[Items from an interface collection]
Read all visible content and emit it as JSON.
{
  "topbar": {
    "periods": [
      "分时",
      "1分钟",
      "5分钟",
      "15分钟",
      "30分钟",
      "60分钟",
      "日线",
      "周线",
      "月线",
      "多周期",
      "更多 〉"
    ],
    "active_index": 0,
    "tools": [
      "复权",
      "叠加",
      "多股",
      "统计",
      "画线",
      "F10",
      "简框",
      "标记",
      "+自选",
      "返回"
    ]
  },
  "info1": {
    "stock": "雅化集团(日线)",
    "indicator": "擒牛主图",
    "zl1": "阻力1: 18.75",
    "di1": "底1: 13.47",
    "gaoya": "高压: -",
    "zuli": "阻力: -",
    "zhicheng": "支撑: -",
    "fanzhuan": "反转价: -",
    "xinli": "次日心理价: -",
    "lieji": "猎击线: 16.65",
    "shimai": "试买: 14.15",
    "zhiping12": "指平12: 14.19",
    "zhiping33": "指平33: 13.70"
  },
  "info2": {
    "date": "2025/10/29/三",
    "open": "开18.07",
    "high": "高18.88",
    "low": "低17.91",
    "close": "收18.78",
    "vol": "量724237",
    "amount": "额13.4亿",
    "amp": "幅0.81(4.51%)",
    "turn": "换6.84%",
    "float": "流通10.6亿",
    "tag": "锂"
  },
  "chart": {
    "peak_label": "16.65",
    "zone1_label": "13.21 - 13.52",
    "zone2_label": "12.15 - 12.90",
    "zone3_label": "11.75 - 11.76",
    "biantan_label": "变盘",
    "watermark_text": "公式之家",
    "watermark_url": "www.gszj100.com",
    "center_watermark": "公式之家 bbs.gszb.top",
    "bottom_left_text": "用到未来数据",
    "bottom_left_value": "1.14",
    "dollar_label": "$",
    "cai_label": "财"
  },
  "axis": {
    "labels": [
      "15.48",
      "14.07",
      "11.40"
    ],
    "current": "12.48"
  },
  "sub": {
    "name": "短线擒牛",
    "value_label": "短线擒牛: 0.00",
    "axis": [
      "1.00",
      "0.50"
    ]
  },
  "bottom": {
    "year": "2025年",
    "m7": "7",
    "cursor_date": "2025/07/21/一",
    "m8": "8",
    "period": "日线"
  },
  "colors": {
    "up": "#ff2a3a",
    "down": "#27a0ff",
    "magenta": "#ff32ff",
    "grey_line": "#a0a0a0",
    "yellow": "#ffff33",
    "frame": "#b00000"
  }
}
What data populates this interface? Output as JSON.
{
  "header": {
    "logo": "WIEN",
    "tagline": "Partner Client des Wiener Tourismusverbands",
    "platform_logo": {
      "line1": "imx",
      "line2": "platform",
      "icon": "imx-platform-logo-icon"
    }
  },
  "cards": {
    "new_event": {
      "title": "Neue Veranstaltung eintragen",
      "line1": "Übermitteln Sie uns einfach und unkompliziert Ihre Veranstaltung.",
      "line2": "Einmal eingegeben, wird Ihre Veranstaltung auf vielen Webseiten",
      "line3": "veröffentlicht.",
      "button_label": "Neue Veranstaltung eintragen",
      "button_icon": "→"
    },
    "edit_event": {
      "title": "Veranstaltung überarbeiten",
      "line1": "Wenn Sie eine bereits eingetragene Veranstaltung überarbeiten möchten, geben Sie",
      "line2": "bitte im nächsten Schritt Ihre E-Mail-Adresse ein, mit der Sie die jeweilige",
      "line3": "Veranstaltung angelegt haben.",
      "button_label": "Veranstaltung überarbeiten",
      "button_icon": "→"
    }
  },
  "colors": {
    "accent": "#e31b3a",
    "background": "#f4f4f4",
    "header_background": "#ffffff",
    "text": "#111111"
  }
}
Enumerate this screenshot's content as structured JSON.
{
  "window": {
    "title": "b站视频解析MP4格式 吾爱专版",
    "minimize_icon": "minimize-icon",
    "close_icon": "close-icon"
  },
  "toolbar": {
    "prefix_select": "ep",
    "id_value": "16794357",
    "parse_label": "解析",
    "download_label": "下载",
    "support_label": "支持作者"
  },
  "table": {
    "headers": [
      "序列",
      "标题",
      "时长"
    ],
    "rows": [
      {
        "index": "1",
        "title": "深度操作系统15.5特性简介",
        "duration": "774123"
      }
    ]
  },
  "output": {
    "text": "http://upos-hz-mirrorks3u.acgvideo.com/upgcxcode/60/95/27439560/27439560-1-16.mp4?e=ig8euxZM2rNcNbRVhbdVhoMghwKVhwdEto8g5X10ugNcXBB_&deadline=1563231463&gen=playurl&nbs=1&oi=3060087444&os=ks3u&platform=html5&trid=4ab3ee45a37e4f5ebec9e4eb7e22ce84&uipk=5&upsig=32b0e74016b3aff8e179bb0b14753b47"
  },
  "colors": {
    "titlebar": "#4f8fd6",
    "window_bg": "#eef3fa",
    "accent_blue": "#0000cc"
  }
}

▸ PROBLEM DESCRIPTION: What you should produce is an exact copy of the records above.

▸ TASK SOLUTION:
Read all visible content and emit it as JSON.
{
  "topbar": {
    "periods": [
      "分时",
      "1分钟",
      "5分钟",
      "15分钟",
      "30分钟",
      "60分钟",
      "日线",
      "周线",
      "月线",
      "多周期",
      "更多 〉"
    ],
    "active_index": 0,
    "tools": [
      "复权",
      "叠加",
      "多股",
      "统计",
      "画线",
      "F10",
      "简框",
      "标记",
      "+自选",
      "返回"
    ]
  },
  "info1": {
    "stock": "雅化集团(日线)",
    "indicator": "擒牛主图",
    "zl1": "阻力1: 18.75",
    "di1": "底1: 13.47",
    "gaoya": "高压: -",
    "zuli": "阻力: -",
    "zhicheng": "支撑: -",
    "fanzhuan": "反转价: -",
    "xinli": "次日心理价: -",
    "lieji": "猎击线: 16.65",
    "shimai": "试买: 14.15",
    "zhiping12": "指平12: 14.19",
    "zhiping33": "指平33: 13.70"
  },
  "info2": {
    "date": "2025/10/29/三",
    "open": "开18.07",
    "high": "高18.88",
    "low": "低17.91",
    "close": "收18.78",
    "vol": "量724237",
    "amount": "额13.4亿",
    "amp": "幅0.81(4.51%)",
    "turn": "换6.84%",
    "float": "流通10.6亿",
    "tag": "锂"
  },
  "chart": {
    "peak_label": "16.65",
    "zone1_label": "13.21 - 13.52",
    "zone2_label": "12.15 - 12.90",
    "zone3_label": "11.75 - 11.76",
    "biantan_label": "变盘",
    "watermark_text": "公式之家",
    "watermark_url": "www.gszj100.com",
    "center_watermark": "公式之家 bbs.gszb.top",
    "bottom_left_text": "用到未来数据",
    "bottom_left_value": "1.14",
    "dollar_label": "$",
    "cai_label": "财"
  },
  "axis": {
    "labels": [
      "15.48",
      "14.07",
      "11.40"
    ],
    "current": "12.48"
  },
  "sub": {
    "name": "短线擒牛",
    "value_label": "短线擒牛: 0.00",
    "axis": [
      "1.00",
      "0.50"
    ]
  },
  "bottom": {
    "year": "2025年",
    "m7": "7",
    "cursor_date": "2025/07/21/一",
    "m8": "8",
    "period": "日线"
  },
  "colors": {
    "up": "#ff2a3a",
    "down": "#27a0ff",
    "magenta": "#ff32ff",
    "grey_line": "#a0a0a0",
    "yellow": "#ffff33",
    "frame": "#b00000"
  }
}
What data populates this interface? Output as JSON.
{
  "header": {
    "logo": "WIEN",
    "tagline": "Partner Client des Wiener Tourismusverbands",
    "platform_logo": {
      "line1": "imx",
      "line2": "platform",
      "icon": "imx-platform-logo-icon"
    }
  },
  "cards": {
    "new_event": {
      "title": "Neue Veranstaltung eintragen",
      "line1": "Übermitteln Sie uns einfach und unkompliziert Ihre Veranstaltung.",
      "line2": "Einmal eingegeben, wird Ihre Veranstaltung auf vielen Webseiten",
      "line3": "veröffentlicht.",
      "button_label": "Neue Veranstaltung eintragen",
      "button_icon": "→"
    },
    "edit_event": {
      "title": "Veranstaltung überarbeiten",
      "line1": "Wenn Sie eine bereits eingetragene Veranstaltung überarbeiten möchten, geben Sie",
      "line2": "bitte im nächsten Schritt Ihre E-Mail-Adresse ein, mit der Sie die jeweilige",
      "line3": "Veranstaltung angelegt haben.",
      "button_label": "Veranstaltung überarbeiten",
      "button_icon": "→"
    }
  },
  "colors": {
    "accent": "#e31b3a",
    "background": "#f4f4f4",
    "header_background": "#ffffff",
    "text": "#111111"
  }
}
Enumerate this screenshot's content as structured JSON.
{
  "window": {
    "title": "b站视频解析MP4格式 吾爱专版",
    "minimize_icon": "minimize-icon",
    "close_icon": "close-icon"
  },
  "toolbar": {
    "prefix_select": "ep",
    "id_value": "16794357",
    "parse_label": "解析",
    "download_label": "下载",
    "support_label": "支持作者"
  },
  "table": {
    "headers": [
      "序列",
      "标题",
      "时长"
    ],
    "rows": [
      {
        "index": "1",
        "title": "深度操作系统15.5特性简介",
        "duration": "774123"
      }
    ]
  },
  "output": {
    "text": "http://upos-hz-mirrorks3u.acgvideo.com/upgcxcode/60/95/27439560/27439560-1-16.mp4?e=ig8euxZM2rNcNbRVhbdVhoMghwKVhwdEto8g5X10ugNcXBB_&deadline=1563231463&gen=playurl&nbs=1&oi=3060087444&os=ks3u&platform=html5&trid=4ab3ee45a37e4f5ebec9e4eb7e22ce84&uipk=5&upsig=32b0e74016b3aff8e179bb0b14753b47"
  },
  "colors": {
    "titlebar": "#4f8fd6",
    "window_bg": "#eef3fa",
    "accent_blue": "#0000cc"
  }
}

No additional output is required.